Word for word, repeat each entry that follows.

(Excerpts from a dataset)
++++++++
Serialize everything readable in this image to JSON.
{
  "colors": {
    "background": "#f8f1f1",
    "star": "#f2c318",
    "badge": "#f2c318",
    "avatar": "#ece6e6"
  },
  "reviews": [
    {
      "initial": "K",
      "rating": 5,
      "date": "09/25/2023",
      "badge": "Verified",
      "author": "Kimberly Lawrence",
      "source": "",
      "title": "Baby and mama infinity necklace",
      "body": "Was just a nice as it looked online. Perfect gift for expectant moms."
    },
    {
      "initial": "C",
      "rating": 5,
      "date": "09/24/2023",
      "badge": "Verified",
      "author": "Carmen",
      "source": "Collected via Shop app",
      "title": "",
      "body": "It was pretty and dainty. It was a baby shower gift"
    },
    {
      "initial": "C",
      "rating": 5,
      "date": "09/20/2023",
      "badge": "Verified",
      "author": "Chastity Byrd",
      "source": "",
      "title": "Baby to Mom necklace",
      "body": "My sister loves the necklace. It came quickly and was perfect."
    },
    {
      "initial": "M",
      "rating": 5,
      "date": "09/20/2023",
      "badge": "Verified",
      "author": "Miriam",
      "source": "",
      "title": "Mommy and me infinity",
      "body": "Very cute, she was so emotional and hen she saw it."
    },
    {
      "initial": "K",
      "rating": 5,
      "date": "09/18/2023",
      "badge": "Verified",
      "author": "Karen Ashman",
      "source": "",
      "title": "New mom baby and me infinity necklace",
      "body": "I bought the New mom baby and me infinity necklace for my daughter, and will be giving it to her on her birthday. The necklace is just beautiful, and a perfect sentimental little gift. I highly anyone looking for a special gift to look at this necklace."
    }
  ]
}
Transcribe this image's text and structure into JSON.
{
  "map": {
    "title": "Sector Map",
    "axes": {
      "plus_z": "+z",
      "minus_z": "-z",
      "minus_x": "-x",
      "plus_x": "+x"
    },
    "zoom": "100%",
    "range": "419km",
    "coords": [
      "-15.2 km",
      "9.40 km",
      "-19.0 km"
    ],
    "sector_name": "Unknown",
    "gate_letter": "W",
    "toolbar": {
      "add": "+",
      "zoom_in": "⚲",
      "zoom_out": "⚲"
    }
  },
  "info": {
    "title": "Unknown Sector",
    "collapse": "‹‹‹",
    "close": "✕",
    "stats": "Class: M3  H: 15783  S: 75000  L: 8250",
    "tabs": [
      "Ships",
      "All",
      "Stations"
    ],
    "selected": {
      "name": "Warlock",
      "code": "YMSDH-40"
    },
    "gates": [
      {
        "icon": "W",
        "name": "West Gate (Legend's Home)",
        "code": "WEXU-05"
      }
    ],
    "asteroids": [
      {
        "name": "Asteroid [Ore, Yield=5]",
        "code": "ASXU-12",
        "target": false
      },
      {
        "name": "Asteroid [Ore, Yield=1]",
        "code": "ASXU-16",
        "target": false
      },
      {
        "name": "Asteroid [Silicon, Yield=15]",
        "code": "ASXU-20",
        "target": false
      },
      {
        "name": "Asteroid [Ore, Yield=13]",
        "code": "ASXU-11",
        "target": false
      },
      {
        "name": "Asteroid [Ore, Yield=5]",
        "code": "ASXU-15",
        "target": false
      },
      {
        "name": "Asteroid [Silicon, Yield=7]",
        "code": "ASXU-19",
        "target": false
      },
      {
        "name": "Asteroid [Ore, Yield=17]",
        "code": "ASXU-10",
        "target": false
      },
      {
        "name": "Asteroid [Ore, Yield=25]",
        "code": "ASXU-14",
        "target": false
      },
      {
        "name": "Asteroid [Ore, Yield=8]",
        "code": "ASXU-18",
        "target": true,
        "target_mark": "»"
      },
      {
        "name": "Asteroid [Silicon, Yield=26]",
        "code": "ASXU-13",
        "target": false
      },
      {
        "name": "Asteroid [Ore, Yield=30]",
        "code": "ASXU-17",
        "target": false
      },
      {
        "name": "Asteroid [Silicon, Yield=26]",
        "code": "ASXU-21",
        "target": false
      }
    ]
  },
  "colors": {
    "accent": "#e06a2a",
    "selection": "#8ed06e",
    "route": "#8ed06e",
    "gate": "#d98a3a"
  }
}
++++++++
SOLUTION:
Serialize everything readable in this image to JSON.
{
  "colors": {
    "background": "#f8f1f1",
    "star": "#f2c318",
    "badge": "#f2c318",
    "avatar": "#ece6e6"
  },
  "reviews": [
    {
      "initial": "K",
      "rating": 5,
      "date": "09/25/2023",
      "badge": "Verified",
      "author": "Kimberly Lawrence",
      "source": "",
      "title": "Baby and mama infinity necklace",
      "body": "Was just a nice as it looked online. Perfect gift for expectant moms."
    },
    {
      "initial": "C",
      "rating": 5,
      "date": "09/24/2023",
      "badge": "Verified",
      "author": "Carmen",
      "source": "Collected via Shop app",
      "title": "",
      "body": "It was pretty and dainty. It was a baby shower gift"
    },
    {
      "initial": "C",
      "rating": 5,
      "date": "09/20/2023",
      "badge": "Verified",
      "author": "Chastity Byrd",
      "source": "",
      "title": "Baby to Mom necklace",
      "body": "My sister loves the necklace. It came quickly and was perfect."
    },
    {
      "initial": "M",
      "rating": 5,
      "date": "09/20/2023",
      "badge": "Verified",
      "author": "Miriam",
      "source": "",
      "title": "Mommy and me infinity",
      "body": "Very cute, she was so emotional and hen she saw it."
    },
    {
      "initial": "K",
      "rating": 5,
      "date": "09/18/2023",
      "badge": "Verified",
      "author": "Karen Ashman",
      "source": "",
      "title": "New mom baby and me infinity necklace",
      "body": "I bought the New mom baby and me infinity necklace for my daughter, and will be giving it to her on her birthday. The necklace is just beautiful, and a perfect sentimental little gift. I highly anyone looking for a special gift to look at this necklace."
    }
  ]
}
Transcribe this image's text and structure into JSON.
{
  "map": {
    "title": "Sector Map",
    "axes": {
      "plus_z": "+z",
      "minus_z": "-z",
      "minus_x": "-x",
      "plus_x": "+x"
    },
    "zoom": "100%",
    "range": "419km",
    "coords": [
      "-15.2 km",
      "9.40 km",
      "-19.0 km"
    ],
    "sector_name": "Unknown",
    "gate_letter": "W",
    "toolbar": {
      "add": "+",
      "zoom_in": "⚲",
      "zoom_out": "⚲"
    }
  },
  "info": {
    "title": "Unknown Sector",
    "collapse": "‹‹‹",
    "close": "✕",
    "stats": "Class: M3  H: 15783  S: 75000  L: 8250",
    "tabs": [
      "Ships",
      "All",
      "Stations"
    ],
    "selected": {
      "name": "Warlock",
      "code": "YMSDH-40"
    },
    "gates": [
      {
        "icon": "W",
        "name": "West Gate (Legend's Home)",
        "code": "WEXU-05"
      }
    ],
    "asteroids": [
      {
        "name": "Asteroid [Ore, Yield=5]",
        "code": "ASXU-12",
        "target": false
      },
      {
        "name": "Asteroid [Ore, Yield=1]",
        "code": "ASXU-16",
        "target": false
      },
      {
        "name": "Asteroid [Silicon, Yield=15]",
        "code": "ASXU-20",
        "target": false
      },
      {
        "name": "Asteroid [Ore, Yield=13]",
        "code": "ASXU-11",
        "target": false
      },
      {
        "name": "Asteroid [Ore, Yield=5]",
        "code": "ASXU-15",
        "target": false
      },
      {
        "name": "Asteroid [Silicon, Yield=7]",
        "code": "ASXU-19",
        "target": false
      },
      {
        "name": "Asteroid [Ore, Yield=17]",
        "code": "ASXU-10",
        "target": false
      },
      {
        "name": "Asteroid [Ore, Yield=25]",
        "code": "ASXU-14",
        "target": false
      },
      {
        "name": "Asteroid [Ore, Yield=8]",
        "code": "ASXU-18",
        "target": true,
        "target_mark": "»"
      },
      {
        "name": "Asteroid [Silicon, Yield=26]",
        "code": "ASXU-13",
        "target": false
      },
      {
        "name": "Asteroid [Ore, Yield=30]",
        "code": "ASXU-17",
        "target": false
      },
      {
        "name": "Asteroid [Silicon, Yield=26]",
        "code": "ASXU-21",
        "target": false
      }
    ]
  },
  "colors": {
    "accent": "#e06a2a",
    "selection": "#8ed06e",
    "route": "#8ed06e",
    "gate": "#d98a3a"
  }
}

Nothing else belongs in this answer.